| On 27, Feb 2012

I have no idea what’s going on with indie group Skint & Demoralised. Their release history is just so damn confusing that I don’t even know how to begin this review. I’m going to do my best to sum it up…right…now.


Skint & Demoralised formed when poet Matt Abbott (from West Yorkshire) began working with songwriter/producer MiNI dOG (from South Yorkshire). They were snapped up by Mercury (part of Universal Music Group), created lots of hype, and made a debut album – ‘Love And Other Catastrophes’ – which leaked months in advance. As a result, that debut was never officially released, and the band and record company parted ways. Then, I think, Skint & Demoralised broke up, got back together, made a second album – ‘This Sporting Life’ – and released it last year through Heist Or Hit with their debut packaged in as a bonus. So, their second album was their first officially released album, so could be considered their debut, but their actual debut album was released alongside it. And now they are releasing…wait…’This Sporting Life’…again. So it’s a re-release? Which doesn’t come with the other album, which I think was also re-leased on vinyl at some point. Breathe and/or sigh.


Anyway, ‘This Sporting Life’ is a British indie gem, and that’s all that really matters. The production is a lot more lo-fi when compared to ‘Love And Other Catastrophes’ (which was made by a big record company after all), and makes it all the more charming. This band is, essentially, a vehicle for Matt Abbott’s indie poetry (the band’s early songs were built around his existing poems), and he delivers his fictional and non-fictional words about England, love, youth, and politics with sweetness and sincerity. His vocal style has progressed from simple spoken-word to Pete Doherty-esque, melodic mumbling, retaining his lovely regional accent. Some of the vocals, such as on ‘Voluntary Confinement’, recall Sam Duckworth (of Get Cape. Wear Cape. Fly), and much of the vocals are delivered as Jamie T does: through talking.

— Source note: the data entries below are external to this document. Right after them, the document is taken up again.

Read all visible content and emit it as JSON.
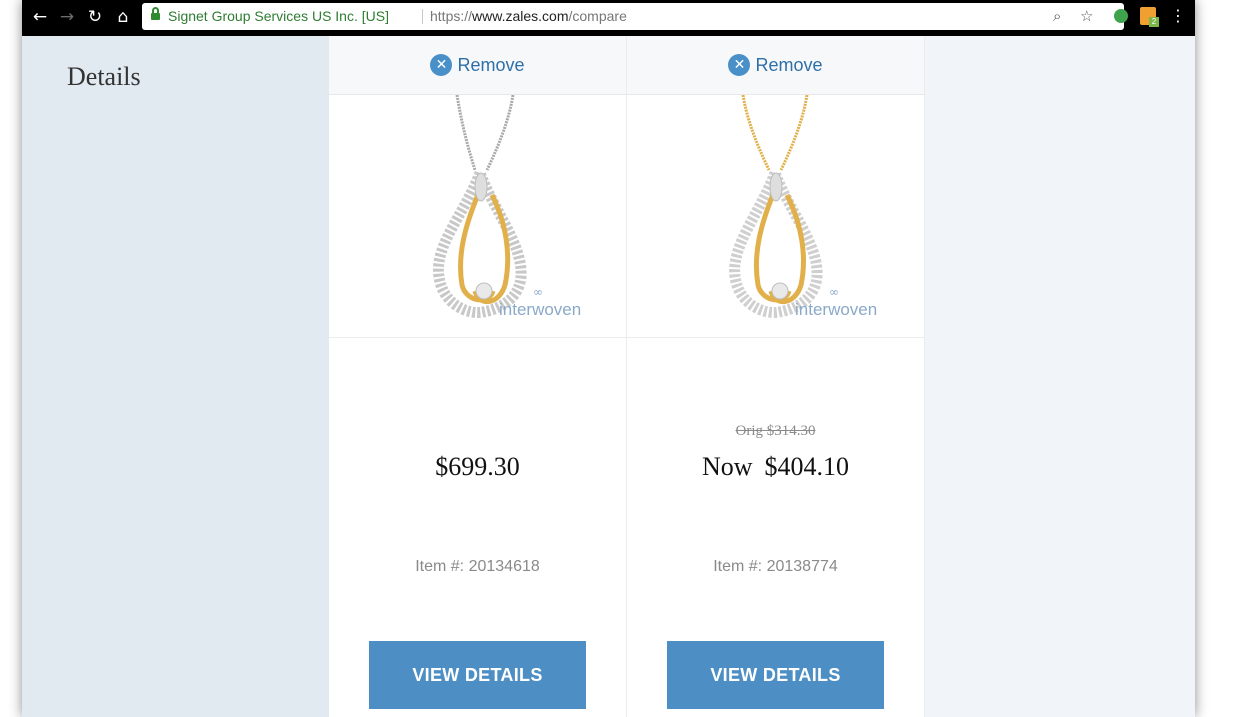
{
  "browser": {
    "back_icon": "back-arrow-icon",
    "forward_icon": "forward-arrow-icon",
    "reload_icon": "reload-icon",
    "home_icon": "home-icon",
    "site_identity": "Signet Group Services US Inc. [US]",
    "url_scheme": "https://",
    "url_host": "www.zales.com",
    "url_path": "/compare",
    "zoom_icon": "zoom-icon",
    "bookmark_icon": "star-icon",
    "menu_icon": "more-vert-icon"
  },
  "compare": {
    "details_label": "Details",
    "products": [
      {
        "remove_label": "Remove",
        "brand": "interwoven",
        "metal": "silver",
        "original_price": "",
        "price_prefix": "",
        "price": "$699.30",
        "item_number": "Item #: 20134618",
        "button_label": "VIEW DETAILS"
      },
      {
        "remove_label": "Remove",
        "brand": "interwoven",
        "metal": "gold",
        "original_price": "Orig  $314.30",
        "price_prefix": "Now",
        "price": "$404.10",
        "item_number": "Item #: 20138774",
        "button_label": "VIEW DETAILS"
      }
    ]
  },
  "colors": {
    "button_blue": "#4d8fc4",
    "link_blue": "#2f6fa8",
    "label_column_bg": "#e1eaf1",
    "gold": "#e2b04a",
    "secure_green": "#2e7d32"
  }
}
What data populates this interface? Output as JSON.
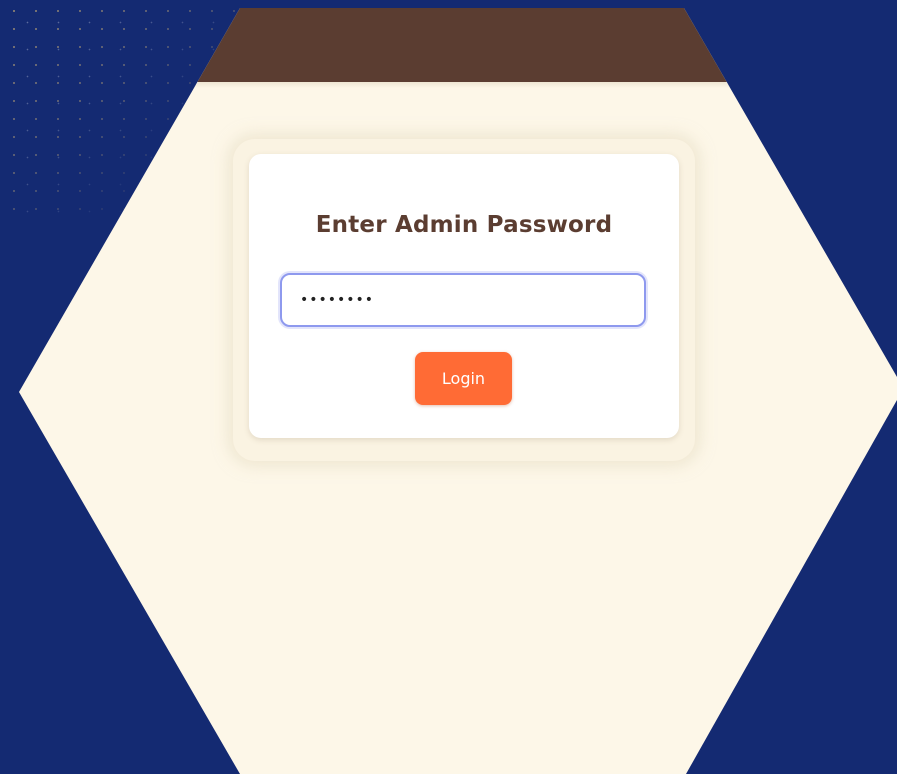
{
  "login_card": {
    "title": "Enter Admin Password",
    "password_value": "••••••••",
    "login_label": "Login"
  },
  "colors": {
    "background": "#142a72",
    "hexagon_fill": "#fdf7e8",
    "header_band": "#5b3d31",
    "title_text": "#5b3d31",
    "input_focus_border": "#8e99ee",
    "login_button": "#ff6b35"
  }
}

Musically, Skint & Demoralised keep it simple. There is sunny folk-punk, such as ‘Hogmanay Heroes’ and single ‘The Lonely Hearts Of England’, which doesn’t sound a million miles away from The King Blues. There is jangly indie-rock such as ‘All The Rest Is Propaganda’ and ’43 Degrees’, which comes across a little like The Libertines. There are also Morrissey moments, such as on the slower numbers like ‘Fireworks’. The highlight is the closer – ‘Lowlife’ – which descends into splashy and intense post-punk , and features the album’s best guitar parts.


Skint & Demoralised have had a turbulent start to their career, suffering the worst elements of our current musical climate: piracy and record label fickleness. It is bands like this that suffer most from illegal file sharing; the young bands that are tripped up before they even reach the playing field. They have lost the initial buzz that surrounded them when they first emerged, and they may struggle to get the exposure they desire and deserve. But ‘This Sporting Life’ is a revelation, and the kind of indie record that could be considered as a milestone masterpiece – like the debuts from Arctic Monkeys and The Libertines – if it could only reach enough ears. Abbott is genuinely the best indie lyricist to surface in recent years.


Clive Rozario